When is Leap Year? Find out the next Leap Day, how to calculate Leap Years, Leap Year folklore, and more!
A “Leap” Day is an extra day on February 29 which is added nearly every 4 years to today’s Gregorian calendar.
A “leapling” is a person born in a leap year. Any Leap Day babies amongst our readers? We’d love to hear from you.
How Do We Calculate Leap Years?
Here are the rules for leap year, just to set the record straight.
A year is a leap year if it is divisible by 4, but century years are not leap years unless they are divisible by 400.
So, the years 1700, 1800, and 1900 were not leap years, but the year 2000 was.
Non-leap years begin and end on the same day of the week.
Leap Year Dates
|Year||Leap Year Day|
|2012||Wednesday, February 29|
|2016||Monday, February 29|
|2020||Saturday, February 29|
|2024||Thursday, February 29|
Why Do We Need Leap Years?
The actual length of a year (the revolution of Earth around the Sun) is 365.2422 days.
If we didn’t have leap years, the seasons would shift about a quarter of a day every year, and after 100 years the seasons would be off by 25 days.
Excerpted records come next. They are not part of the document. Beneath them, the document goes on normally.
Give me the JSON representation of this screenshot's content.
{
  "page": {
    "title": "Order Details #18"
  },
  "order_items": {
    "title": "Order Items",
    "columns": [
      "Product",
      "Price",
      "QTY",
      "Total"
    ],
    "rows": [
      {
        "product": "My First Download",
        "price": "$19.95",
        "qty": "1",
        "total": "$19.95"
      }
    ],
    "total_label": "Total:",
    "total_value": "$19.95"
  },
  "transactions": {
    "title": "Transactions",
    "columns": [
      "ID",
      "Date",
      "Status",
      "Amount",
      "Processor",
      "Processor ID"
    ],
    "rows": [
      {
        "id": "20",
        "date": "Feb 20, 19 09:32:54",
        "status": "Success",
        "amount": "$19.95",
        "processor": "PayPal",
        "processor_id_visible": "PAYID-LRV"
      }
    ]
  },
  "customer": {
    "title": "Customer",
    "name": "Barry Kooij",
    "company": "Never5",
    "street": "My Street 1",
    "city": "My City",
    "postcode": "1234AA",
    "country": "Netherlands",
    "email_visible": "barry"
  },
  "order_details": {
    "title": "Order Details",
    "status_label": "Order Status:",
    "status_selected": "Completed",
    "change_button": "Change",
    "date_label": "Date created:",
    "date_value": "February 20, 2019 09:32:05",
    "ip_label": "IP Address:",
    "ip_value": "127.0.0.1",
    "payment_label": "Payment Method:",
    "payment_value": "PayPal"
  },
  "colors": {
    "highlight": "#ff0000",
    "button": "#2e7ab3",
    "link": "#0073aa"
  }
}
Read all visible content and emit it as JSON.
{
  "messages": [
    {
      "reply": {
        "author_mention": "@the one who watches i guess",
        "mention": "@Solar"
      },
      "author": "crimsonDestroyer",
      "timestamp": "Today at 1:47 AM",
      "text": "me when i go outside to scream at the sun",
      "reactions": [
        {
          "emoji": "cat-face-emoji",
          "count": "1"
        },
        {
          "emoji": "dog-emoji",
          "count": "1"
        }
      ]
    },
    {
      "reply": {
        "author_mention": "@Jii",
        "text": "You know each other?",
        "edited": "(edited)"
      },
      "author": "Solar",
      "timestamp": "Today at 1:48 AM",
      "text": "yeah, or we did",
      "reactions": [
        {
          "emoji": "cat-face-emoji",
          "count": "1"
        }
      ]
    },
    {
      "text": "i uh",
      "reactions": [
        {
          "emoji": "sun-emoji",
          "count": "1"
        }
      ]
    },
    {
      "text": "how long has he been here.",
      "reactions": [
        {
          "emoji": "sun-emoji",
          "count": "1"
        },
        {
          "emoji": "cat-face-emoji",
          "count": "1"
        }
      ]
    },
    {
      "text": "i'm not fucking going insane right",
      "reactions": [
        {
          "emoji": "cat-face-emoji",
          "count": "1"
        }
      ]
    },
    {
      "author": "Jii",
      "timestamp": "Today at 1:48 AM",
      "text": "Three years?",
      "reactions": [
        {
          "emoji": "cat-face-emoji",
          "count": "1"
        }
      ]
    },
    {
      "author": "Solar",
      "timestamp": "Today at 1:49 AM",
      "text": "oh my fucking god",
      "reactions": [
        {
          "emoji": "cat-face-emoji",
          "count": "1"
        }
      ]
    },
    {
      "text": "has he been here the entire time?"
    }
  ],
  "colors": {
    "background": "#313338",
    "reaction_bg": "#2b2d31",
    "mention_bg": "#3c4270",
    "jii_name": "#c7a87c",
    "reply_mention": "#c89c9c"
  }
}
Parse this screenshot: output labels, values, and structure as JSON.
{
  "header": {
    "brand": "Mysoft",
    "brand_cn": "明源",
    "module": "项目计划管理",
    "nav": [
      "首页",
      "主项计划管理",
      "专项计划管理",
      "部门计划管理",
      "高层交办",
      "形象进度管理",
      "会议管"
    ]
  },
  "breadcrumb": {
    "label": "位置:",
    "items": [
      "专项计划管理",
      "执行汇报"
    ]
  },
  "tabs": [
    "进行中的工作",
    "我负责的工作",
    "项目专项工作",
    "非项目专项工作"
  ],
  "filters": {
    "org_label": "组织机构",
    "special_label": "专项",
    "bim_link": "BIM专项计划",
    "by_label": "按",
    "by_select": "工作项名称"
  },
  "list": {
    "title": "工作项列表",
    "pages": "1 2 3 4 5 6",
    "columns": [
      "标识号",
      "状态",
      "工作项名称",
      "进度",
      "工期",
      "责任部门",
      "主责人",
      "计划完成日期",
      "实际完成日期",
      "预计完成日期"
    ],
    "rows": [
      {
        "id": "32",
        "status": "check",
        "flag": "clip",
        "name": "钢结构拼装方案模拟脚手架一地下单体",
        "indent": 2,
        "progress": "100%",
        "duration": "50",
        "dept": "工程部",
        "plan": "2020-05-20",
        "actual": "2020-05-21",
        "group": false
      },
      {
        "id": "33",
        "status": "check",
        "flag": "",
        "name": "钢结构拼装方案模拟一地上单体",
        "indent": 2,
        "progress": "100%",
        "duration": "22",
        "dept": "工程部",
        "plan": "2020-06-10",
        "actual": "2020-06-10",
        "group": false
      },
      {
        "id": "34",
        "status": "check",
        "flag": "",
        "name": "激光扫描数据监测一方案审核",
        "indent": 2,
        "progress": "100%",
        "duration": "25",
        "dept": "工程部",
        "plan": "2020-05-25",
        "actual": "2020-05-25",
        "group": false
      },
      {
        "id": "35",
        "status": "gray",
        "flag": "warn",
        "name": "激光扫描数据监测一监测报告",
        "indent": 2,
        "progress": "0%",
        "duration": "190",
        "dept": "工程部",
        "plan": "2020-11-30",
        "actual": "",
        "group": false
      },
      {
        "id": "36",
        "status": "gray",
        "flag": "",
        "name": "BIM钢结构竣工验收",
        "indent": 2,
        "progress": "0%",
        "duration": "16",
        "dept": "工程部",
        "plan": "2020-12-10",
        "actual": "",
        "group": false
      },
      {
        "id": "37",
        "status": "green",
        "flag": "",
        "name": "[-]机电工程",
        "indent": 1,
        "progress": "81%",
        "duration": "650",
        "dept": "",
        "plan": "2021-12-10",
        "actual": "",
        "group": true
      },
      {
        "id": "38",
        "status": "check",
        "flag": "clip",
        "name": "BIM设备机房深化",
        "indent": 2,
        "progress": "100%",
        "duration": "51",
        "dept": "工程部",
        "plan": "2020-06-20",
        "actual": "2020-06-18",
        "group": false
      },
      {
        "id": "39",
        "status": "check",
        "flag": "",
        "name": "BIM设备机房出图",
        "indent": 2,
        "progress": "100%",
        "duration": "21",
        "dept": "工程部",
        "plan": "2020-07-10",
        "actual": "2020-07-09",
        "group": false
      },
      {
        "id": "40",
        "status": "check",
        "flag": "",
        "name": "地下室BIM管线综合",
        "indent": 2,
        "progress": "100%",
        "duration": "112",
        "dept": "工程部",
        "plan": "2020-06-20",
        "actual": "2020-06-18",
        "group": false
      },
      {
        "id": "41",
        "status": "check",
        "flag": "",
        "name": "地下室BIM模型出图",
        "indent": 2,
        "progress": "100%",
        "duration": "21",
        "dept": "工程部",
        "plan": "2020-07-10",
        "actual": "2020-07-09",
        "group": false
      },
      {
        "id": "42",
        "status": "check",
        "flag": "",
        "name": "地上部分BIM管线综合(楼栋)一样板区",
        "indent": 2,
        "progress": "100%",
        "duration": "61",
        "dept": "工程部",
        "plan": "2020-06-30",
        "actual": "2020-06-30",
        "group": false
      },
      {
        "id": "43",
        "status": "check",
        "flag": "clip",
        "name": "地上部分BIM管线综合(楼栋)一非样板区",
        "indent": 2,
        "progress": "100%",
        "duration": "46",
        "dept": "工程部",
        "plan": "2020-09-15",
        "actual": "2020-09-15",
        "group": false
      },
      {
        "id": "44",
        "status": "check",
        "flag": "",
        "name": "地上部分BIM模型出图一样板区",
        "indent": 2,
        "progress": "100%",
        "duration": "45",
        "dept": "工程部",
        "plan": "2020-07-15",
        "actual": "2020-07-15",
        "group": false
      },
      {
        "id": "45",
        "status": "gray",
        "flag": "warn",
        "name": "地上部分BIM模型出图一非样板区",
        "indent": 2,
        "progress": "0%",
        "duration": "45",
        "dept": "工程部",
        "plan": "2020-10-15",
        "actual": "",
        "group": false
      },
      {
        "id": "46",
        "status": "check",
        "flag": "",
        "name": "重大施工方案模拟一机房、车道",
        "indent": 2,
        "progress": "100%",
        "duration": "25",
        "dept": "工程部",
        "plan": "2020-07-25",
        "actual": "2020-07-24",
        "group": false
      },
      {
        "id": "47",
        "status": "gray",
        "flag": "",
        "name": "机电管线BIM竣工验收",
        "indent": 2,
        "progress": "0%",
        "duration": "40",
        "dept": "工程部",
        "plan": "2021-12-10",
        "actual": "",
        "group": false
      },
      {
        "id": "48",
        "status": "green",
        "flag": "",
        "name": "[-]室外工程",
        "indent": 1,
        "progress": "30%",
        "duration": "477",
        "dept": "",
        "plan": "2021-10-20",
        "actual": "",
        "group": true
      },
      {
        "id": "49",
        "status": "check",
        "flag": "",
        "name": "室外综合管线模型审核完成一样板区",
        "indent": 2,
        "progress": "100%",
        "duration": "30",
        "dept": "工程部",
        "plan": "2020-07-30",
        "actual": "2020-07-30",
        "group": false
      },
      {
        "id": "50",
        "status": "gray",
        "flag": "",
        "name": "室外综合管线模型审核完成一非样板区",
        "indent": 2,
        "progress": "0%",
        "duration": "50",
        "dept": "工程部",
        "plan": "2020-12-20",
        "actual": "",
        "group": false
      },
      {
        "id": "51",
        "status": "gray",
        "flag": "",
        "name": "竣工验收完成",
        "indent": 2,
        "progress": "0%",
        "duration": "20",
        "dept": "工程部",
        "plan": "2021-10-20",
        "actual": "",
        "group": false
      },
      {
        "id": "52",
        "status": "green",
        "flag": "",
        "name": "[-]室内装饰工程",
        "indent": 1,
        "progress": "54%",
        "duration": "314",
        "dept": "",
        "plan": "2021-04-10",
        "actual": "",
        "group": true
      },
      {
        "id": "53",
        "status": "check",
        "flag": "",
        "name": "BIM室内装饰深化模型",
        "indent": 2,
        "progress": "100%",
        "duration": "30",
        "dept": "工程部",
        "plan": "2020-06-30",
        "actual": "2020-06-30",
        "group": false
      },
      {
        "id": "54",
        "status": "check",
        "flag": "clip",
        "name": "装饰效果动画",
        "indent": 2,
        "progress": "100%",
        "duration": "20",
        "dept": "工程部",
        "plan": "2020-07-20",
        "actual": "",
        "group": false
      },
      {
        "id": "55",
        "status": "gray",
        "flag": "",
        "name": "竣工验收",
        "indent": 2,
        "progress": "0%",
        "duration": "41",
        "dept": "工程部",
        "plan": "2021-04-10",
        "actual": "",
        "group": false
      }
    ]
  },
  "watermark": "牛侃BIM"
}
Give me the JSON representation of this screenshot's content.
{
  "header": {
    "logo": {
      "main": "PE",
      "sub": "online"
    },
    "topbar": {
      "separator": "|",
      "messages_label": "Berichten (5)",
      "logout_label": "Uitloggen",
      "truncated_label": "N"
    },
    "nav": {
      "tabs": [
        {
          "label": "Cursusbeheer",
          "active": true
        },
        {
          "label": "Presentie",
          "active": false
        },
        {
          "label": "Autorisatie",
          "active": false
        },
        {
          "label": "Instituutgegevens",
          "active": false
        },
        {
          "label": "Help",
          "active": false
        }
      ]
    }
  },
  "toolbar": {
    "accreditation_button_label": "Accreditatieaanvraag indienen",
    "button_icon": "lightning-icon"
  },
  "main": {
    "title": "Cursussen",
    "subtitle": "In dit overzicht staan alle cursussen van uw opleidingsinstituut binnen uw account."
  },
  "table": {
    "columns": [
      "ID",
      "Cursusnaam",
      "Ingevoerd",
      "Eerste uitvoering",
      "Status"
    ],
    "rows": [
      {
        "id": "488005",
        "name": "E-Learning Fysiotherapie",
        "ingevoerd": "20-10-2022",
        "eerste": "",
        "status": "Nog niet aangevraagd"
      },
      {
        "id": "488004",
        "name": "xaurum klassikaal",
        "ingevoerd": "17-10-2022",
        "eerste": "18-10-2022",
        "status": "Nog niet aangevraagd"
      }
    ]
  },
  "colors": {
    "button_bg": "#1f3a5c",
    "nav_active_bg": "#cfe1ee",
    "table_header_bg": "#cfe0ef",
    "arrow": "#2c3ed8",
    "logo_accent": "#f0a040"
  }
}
The extra leap day adjusts this drift.
Leap Year Folklore
Always remember this:
“Leap year was ne’er a good sheep year” (old proverb)
According to folklore, in a leap year, the weather always changes on Friday.
Did You Know: Ages ago, Leap Day was known as Ladies’ Day, as it was the one day when women were free to propose to men.
Are Leap Years Bad Luck?
Many feel that to be born on Leap Day, thereby becoming a “leapling,” is a sign of good luck.
In some cultures, it is considered bad luck to get married during a leap year.
We don’t know of any evidence supporting that marriage theory, but we do know that during leap years:
- Rome burned (64),
- George Armstrong Custer fought the Battle of the Little Bighorn (1876),
- and the Titanic sank (1912).
By the same token, also in leap years:
- the Pilgrims landed at Plymouth, Massachusetts (1620),
- Benjamin Franklin proved that lightning is electricity (1752),
- and gold was discovered in California (1848).
Do you have any Leap Year memories? Please share!